Depression and anxiety affects many people in the United States and anyone can fall into their deadly grips. According to the National Institute of Mental Health (NIMH) about 25% of US adults struggle with depression, anxiety or some combination of both. What is even more staggering is 50 to 60% of people living with depression and/or anxiety receive no mental health services.
How are depression and anxiety similar? According to the author Laurie Myers depression and anxiety share a psychological component. This simply means both mental health conditions often creates isolation and prevents people’s ability to be in the present moment. This doesn’t mean there aren’t any differences because anxiety and depression differ greatly. The nice thing about this article is that it does highlight the commonalities between them thus healing approaches are beneficial for both.

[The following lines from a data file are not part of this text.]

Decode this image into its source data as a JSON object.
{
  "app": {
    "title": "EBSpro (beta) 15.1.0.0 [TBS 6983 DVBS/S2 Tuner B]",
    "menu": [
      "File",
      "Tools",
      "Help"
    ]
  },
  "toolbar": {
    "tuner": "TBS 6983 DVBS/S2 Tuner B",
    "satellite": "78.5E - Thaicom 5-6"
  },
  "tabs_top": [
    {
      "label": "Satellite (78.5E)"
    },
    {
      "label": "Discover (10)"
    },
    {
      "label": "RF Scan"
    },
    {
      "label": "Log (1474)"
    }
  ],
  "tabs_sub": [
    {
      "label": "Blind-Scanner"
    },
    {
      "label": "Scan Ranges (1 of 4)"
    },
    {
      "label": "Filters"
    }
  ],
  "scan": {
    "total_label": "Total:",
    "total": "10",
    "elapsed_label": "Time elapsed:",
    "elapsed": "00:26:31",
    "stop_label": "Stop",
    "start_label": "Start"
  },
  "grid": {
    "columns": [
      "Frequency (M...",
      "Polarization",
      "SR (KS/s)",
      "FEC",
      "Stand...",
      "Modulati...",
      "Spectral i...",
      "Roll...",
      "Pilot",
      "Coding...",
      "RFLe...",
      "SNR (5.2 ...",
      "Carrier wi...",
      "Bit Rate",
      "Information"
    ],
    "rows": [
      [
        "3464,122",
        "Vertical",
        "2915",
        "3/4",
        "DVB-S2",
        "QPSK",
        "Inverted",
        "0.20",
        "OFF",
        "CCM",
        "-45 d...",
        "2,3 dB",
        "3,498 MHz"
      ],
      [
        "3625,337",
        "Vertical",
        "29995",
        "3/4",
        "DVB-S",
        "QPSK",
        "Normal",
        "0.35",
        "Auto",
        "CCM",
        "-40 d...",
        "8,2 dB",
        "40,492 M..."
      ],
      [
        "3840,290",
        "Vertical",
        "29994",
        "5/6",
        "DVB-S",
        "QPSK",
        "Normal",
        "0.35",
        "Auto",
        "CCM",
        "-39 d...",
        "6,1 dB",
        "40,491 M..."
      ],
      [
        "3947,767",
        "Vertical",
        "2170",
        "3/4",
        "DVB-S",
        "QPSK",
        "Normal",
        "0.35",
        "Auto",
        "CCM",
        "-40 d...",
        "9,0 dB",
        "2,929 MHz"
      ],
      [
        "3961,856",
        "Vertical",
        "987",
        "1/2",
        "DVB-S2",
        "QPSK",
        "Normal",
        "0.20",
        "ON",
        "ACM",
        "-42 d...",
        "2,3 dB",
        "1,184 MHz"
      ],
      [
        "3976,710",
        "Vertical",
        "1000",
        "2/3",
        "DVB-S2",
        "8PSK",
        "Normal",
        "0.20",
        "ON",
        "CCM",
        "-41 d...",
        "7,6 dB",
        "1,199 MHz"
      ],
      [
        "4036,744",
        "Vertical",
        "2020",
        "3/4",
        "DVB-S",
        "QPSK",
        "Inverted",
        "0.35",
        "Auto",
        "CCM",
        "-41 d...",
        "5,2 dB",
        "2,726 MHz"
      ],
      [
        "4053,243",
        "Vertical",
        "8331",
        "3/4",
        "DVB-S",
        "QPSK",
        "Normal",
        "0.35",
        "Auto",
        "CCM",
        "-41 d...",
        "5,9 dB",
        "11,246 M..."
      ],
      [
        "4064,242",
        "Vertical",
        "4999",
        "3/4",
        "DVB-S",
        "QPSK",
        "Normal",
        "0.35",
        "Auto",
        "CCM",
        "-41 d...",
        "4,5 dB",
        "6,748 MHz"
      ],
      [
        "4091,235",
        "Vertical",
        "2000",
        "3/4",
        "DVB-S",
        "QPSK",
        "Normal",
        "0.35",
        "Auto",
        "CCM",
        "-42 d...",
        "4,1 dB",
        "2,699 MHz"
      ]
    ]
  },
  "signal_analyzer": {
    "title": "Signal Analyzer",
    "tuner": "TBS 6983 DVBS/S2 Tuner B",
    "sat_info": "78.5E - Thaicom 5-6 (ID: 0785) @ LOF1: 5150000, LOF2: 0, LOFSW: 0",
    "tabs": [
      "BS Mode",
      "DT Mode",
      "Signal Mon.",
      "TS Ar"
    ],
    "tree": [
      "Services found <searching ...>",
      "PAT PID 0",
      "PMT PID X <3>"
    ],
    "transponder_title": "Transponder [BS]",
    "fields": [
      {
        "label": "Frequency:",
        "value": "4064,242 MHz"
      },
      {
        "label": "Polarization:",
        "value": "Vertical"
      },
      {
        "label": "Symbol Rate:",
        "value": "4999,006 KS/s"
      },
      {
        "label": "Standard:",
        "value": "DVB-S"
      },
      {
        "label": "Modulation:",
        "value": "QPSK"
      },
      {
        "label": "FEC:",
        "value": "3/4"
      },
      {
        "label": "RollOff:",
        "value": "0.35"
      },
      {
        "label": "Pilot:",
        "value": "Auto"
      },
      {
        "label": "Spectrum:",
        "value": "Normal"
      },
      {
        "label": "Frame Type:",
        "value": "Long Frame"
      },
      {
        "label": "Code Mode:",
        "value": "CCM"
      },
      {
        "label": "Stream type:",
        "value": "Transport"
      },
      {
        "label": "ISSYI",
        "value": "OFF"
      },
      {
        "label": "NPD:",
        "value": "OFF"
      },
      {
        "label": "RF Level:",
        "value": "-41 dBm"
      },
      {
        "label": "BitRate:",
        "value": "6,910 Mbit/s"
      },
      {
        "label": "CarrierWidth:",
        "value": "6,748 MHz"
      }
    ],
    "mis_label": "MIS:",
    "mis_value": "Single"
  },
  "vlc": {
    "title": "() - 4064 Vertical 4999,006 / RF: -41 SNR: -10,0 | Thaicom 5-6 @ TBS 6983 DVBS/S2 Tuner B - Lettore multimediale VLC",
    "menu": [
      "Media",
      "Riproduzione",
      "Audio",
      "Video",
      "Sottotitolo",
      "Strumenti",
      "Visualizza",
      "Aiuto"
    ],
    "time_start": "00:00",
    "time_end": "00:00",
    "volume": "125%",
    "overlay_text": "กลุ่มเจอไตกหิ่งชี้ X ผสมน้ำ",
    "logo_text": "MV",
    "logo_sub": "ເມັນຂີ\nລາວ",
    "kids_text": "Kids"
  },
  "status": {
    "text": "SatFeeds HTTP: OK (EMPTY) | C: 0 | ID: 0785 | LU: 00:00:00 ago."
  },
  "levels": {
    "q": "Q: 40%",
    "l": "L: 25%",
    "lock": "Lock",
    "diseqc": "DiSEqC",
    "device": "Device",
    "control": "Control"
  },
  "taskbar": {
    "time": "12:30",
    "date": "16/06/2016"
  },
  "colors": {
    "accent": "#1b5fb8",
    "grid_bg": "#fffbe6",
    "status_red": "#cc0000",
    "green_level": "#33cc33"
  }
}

According to Meyer’s mindfulness techniques helps decrease negative self-talk. Mindfulness tools help center people to become aware of their thoughts and rumination patterns. Another useful tool is having clients build a family tree that promotes exploration how these two conditions have a genetic component to them. This is helpful for people experiencing intense shame around their mental illness. Helping our clients understand that they can take their power back by implementing a healthy regime (diet, exercise, getting enough sleep). Having this regiment helps the brain regulate emotions.
Neurocounseling helps to show the link between the brain structure and chemical processes that influence emotions. Exciting new Studies on the brain is showing a frontal asymmetry and how this affects both anxiety and depression. Out of these studies they have shown that the left frontal lobe is often associated with positive effect and when it is malfunctioning depression can manifest. Having an excessive active right frontal lobe creates anxiety. According to Meyers humans tend to have negative thoughts. Understanding the struggle with negative thoughts and normalizing them to our clients often have positive effects. Teaching muscle relaxation techniques to clients who suffer from anxiety is helpful due to the link between the body and brain. If the body is tense this signals to the brain there is something wrong thus creating anxious feelings.
Meyers concludes by concentrating on women and depression. She feels counselors should understand that there is a gender difference when it comes to depression and anxiety. Meyers believes that women often can suffer through life transition events. Women often transition from being a woman into being mothers and for some this is considered a loss. Another area of awareness that Myers encourages is the link between pregnancy and depression. Postpartum depression is widely known but what isn’t widely known is that women can become depressed during pregnancy. Women with a history of depression are more likely to develop pregnancy related to depression.
Source: Treating Depression and Anxiety by Laurie Meyers. Counseling today August 2015. Page 27 – 33.